▶ Information supplied
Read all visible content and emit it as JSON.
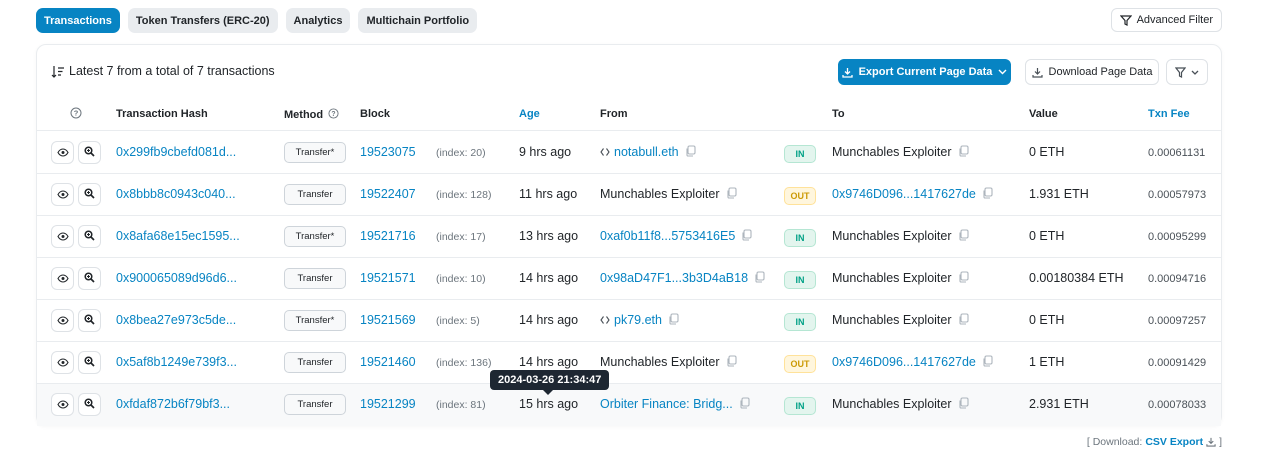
{
  "tabs": [
    "Transactions",
    "Token Transfers (ERC-20)",
    "Analytics",
    "Multichain Portfolio"
  ],
  "advanced_filter_label": "Advanced Filter",
  "summary": "Latest 7 from a total of 7 transactions",
  "export_label": "Export Current Page Data",
  "download_label": "Download Page Data",
  "columns": {
    "hash": "Transaction Hash",
    "method": "Method",
    "block": "Block",
    "age": "Age",
    "from": "From",
    "to": "To",
    "value": "Value",
    "fee": "Txn Fee"
  },
  "rows": [
    {
      "hash": "0x299fb9cbefd081d...",
      "method": "Transfer*",
      "block": "19523075",
      "index": "(index: 20)",
      "age": "9 hrs ago",
      "from": "notabull.eth",
      "from_link": true,
      "from_ens": true,
      "dir": "IN",
      "to": "Munchables Exploiter",
      "to_link": false,
      "value": "0 ETH",
      "fee": "0.00061131"
    },
    {
      "hash": "0x8bbb8c0943c040...",
      "method": "Transfer",
      "block": "19522407",
      "index": "(index: 128)",
      "age": "11 hrs ago",
      "from": "Munchables Exploiter",
      "from_link": false,
      "from_ens": false,
      "dir": "OUT",
      "to": "0x9746D096...1417627de",
      "to_link": true,
      "value": "1.931 ETH",
      "fee": "0.00057973"
    },
    {
      "hash": "0x8afa68e15ec1595...",
      "method": "Transfer*",
      "block": "19521716",
      "index": "(index: 17)",
      "age": "13 hrs ago",
      "from": "0xaf0b11f8...5753416E5",
      "from_link": true,
      "from_ens": false,
      "dir": "IN",
      "to": "Munchables Exploiter",
      "to_link": false,
      "value": "0 ETH",
      "fee": "0.00095299"
    },
    {
      "hash": "0x900065089d96d6...",
      "method": "Transfer",
      "block": "19521571",
      "index": "(index: 10)",
      "age": "14 hrs ago",
      "from": "0x98aD47F1...3b3D4aB18",
      "from_link": true,
      "from_ens": false,
      "dir": "IN",
      "to": "Munchables Exploiter",
      "to_link": false,
      "value": "0.00180384 ETH",
      "fee": "0.00094716"
    },
    {
      "hash": "0x8bea27e973c5de...",
      "method": "Transfer*",
      "block": "19521569",
      "index": "(index: 5)",
      "age": "14 hrs ago",
      "from": "pk79.eth",
      "from_link": true,
      "from_ens": true,
      "dir": "IN",
      "to": "Munchables Exploiter",
      "to_link": false,
      "value": "0 ETH",
      "fee": "0.00097257"
    },
    {
      "hash": "0x5af8b1249e739f3...",
      "method": "Transfer",
      "block": "19521460",
      "index": "(index: 136)",
      "age": "14 hrs ago",
      "from": "Munchables Exploiter",
      "from_link": false,
      "from_ens": false,
      "dir": "OUT",
      "to": "0x9746D096...1417627de",
      "to_link": true,
      "value": "1 ETH",
      "fee": "0.00091429"
    },
    {
      "hash": "0xfdaf872b6f79bf3...",
      "method": "Transfer",
      "block": "19521299",
      "index": "(index: 81)",
      "age": "15 hrs ago",
      "from": "Orbiter Finance: Bridg...",
      "from_link": true,
      "from_ens": false,
      "dir": "IN",
      "to": "Munchables Exploiter",
      "to_link": false,
      "value": "2.931 ETH",
      "fee": "0.00078033"
    }
  ],
  "tooltip": "2024-03-26 21:34:47",
  "csv": {
    "prefix": "[ Download:",
    "link": "CSV Export",
    "suffix": "]"
  }
}
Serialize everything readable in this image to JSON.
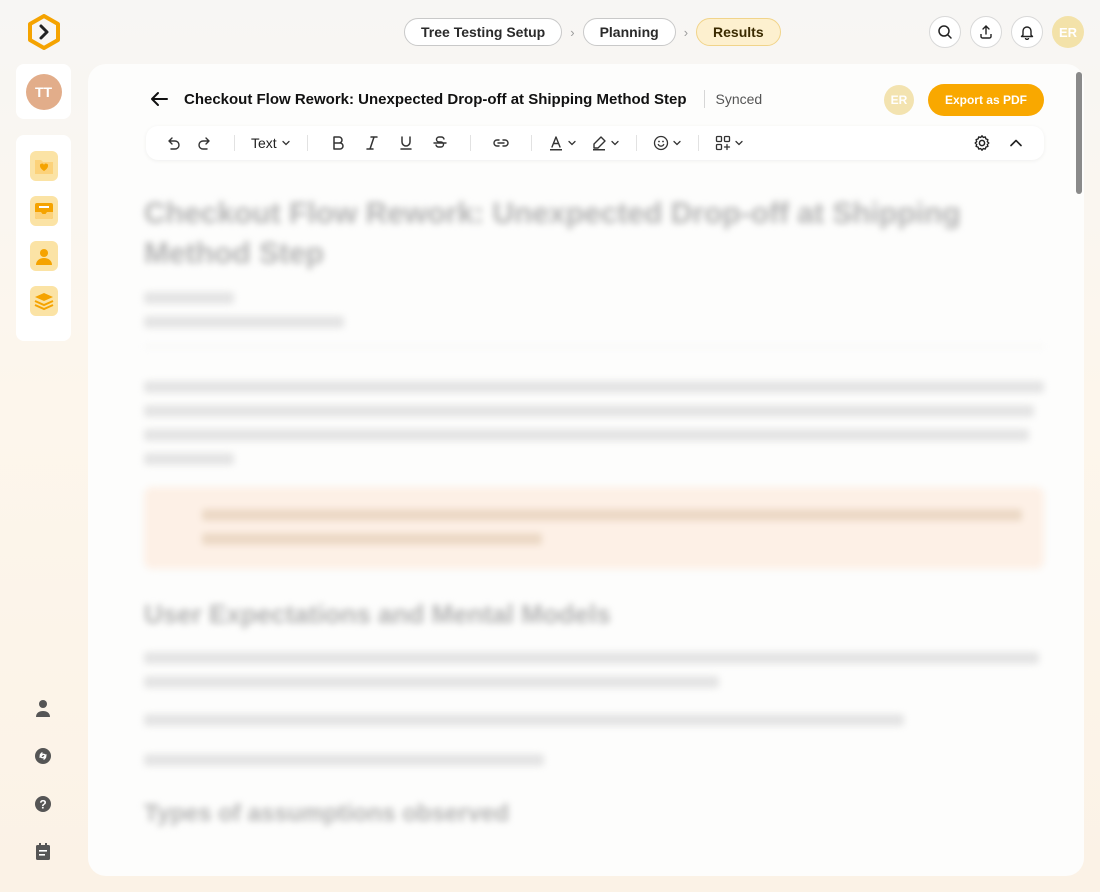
{
  "breadcrumbs": [
    {
      "label": "Tree Testing Setup"
    },
    {
      "label": "Planning"
    },
    {
      "label": "Results"
    }
  ],
  "user": {
    "initials": "ER"
  },
  "sidebar": {
    "profile_initials": "TT",
    "nav": [
      {
        "icon": "folder-heart-icon"
      },
      {
        "icon": "inbox-icon"
      },
      {
        "icon": "user-card-icon"
      },
      {
        "icon": "layers-icon"
      }
    ],
    "bottom": [
      {
        "icon": "person-icon"
      },
      {
        "icon": "link-icon"
      },
      {
        "icon": "help-icon"
      },
      {
        "icon": "notes-icon"
      }
    ]
  },
  "document": {
    "title": "Checkout Flow Rework: Unexpected Drop-off at Shipping Method Step",
    "status": "Synced",
    "collaborator_initials": "ER",
    "export_label": "Export as PDF"
  },
  "toolbar": {
    "text_style": "Text"
  },
  "content_blurred": {
    "heading": "Checkout Flow Rework: Unexpected Drop-off at Shipping Method Step",
    "section_1": "User Expectations and Mental Models",
    "section_2": "Types of assumptions observed"
  },
  "colors": {
    "accent": "#f9a800",
    "active_crumb_bg": "#fdf0cf"
  }
}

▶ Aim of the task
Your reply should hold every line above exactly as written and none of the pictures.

▶ Written solution
Read all visible content and emit it as JSON.
{
  "tabs": [
    "Transactions",
    "Token Transfers (ERC-20)",
    "Analytics",
    "Multichain Portfolio"
  ],
  "advanced_filter_label": "Advanced Filter",
  "summary": "Latest 7 from a total of 7 transactions",
  "export_label": "Export Current Page Data",
  "download_label": "Download Page Data",
  "columns": {
    "hash": "Transaction Hash",
    "method": "Method",
    "block": "Block",
    "age": "Age",
    "from": "From",
    "to": "To",
    "value": "Value",
    "fee": "Txn Fee"
  },
  "rows": [
    {
      "hash": "0x299fb9cbefd081d...",
      "method": "Transfer*",
      "block": "19523075",
      "index": "(index: 20)",
      "age": "9 hrs ago",
      "from": "notabull.eth",
      "from_link": true,
      "from_ens": true,
      "dir": "IN",
      "to": "Munchables Exploiter",
      "to_link": false,
      "value": "0 ETH",
      "fee": "0.00061131"
    },
    {
      "hash": "0x8bbb8c0943c040...",
      "method": "Transfer",
      "block": "19522407",
      "index": "(index: 128)",
      "age": "11 hrs ago",
      "from": "Munchables Exploiter",
      "from_link": false,
      "from_ens": false,
      "dir": "OUT",
      "to": "0x9746D096...1417627de",
      "to_link": true,
      "value": "1.931 ETH",
      "fee": "0.00057973"
    },
    {
      "hash": "0x8afa68e15ec1595...",
      "method": "Transfer*",
      "block": "19521716",
      "index": "(index: 17)",
      "age": "13 hrs ago",
      "from": "0xaf0b11f8...5753416E5",
      "from_link": true,
      "from_ens": false,
      "dir": "IN",
      "to": "Munchables Exploiter",
      "to_link": false,
      "value": "0 ETH",
      "fee": "0.00095299"
    },
    {
      "hash": "0x900065089d96d6...",
      "method": "Transfer",
      "block": "19521571",
      "index": "(index: 10)",
      "age": "14 hrs ago",
      "from": "0x98aD47F1...3b3D4aB18",
      "from_link": true,
      "from_ens": false,
      "dir": "IN",
      "to": "Munchables Exploiter",
      "to_link": false,
      "value": "0.00180384 ETH",
      "fee": "0.00094716"
    },
    {
      "hash": "0x8bea27e973c5de...",
      "method": "Transfer*",
      "block": "19521569",
      "index": "(index: 5)",
      "age": "14 hrs ago",
      "from": "pk79.eth",
      "from_link": true,
      "from_ens": true,
      "dir": "IN",
      "to": "Munchables Exploiter",
      "to_link": false,
      "value": "0 ETH",
      "fee": "0.00097257"
    },
    {
      "hash": "0x5af8b1249e739f3...",
      "method": "Transfer",
      "block": "19521460",
      "index": "(index: 136)",
      "age": "14 hrs ago",
      "from": "Munchables Exploiter",
      "from_link": false,
      "from_ens": false,
      "dir": "OUT",
      "to": "0x9746D096...1417627de",
      "to_link": true,
      "value": "1 ETH",
      "fee": "0.00091429"
    },
    {
      "hash": "0xfdaf872b6f79bf3...",
      "method": "Transfer",
      "block": "19521299",
      "index": "(index: 81)",
      "age": "15 hrs ago",
      "from": "Orbiter Finance: Bridg...",
      "from_link": true,
      "from_ens": false,
      "dir": "IN",
      "to": "Munchables Exploiter",
      "to_link": false,
      "value": "2.931 ETH",
      "fee": "0.00078033"
    }
  ],
  "tooltip": "2024-03-26 21:34:47",
  "csv": {
    "prefix": "[ Download:",
    "link": "CSV Export",
    "suffix": "]"
  }
}
Serialize everything readable in this image to JSON.
{
  "breadcrumbs": [
    {
      "label": "Tree Testing Setup"
    },
    {
      "label": "Planning"
    },
    {
      "label": "Results"
    }
  ],
  "user": {
    "initials": "ER"
  },
  "sidebar": {
    "profile_initials": "TT",
    "nav": [
      {
        "icon": "folder-heart-icon"
      },
      {
        "icon": "inbox-icon"
      },
      {
        "icon": "user-card-icon"
      },
      {
        "icon": "layers-icon"
      }
    ],
    "bottom": [
      {
        "icon": "person-icon"
      },
      {
        "icon": "link-icon"
      },
      {
        "icon": "help-icon"
      },
      {
        "icon": "notes-icon"
      }
    ]
  },
  "document": {
    "title": "Checkout Flow Rework: Unexpected Drop-off at Shipping Method Step",
    "status": "Synced",
    "collaborator_initials": "ER",
    "export_label": "Export as PDF"
  },
  "toolbar": {
    "text_style": "Text"
  },
  "content_blurred": {
    "heading": "Checkout Flow Rework: Unexpected Drop-off at Shipping Method Step",
    "section_1": "User Expectations and Mental Models",
    "section_2": "Types of assumptions observed"
  },
  "colors": {
    "accent": "#f9a800",
    "active_crumb_bg": "#fdf0cf"
  }
}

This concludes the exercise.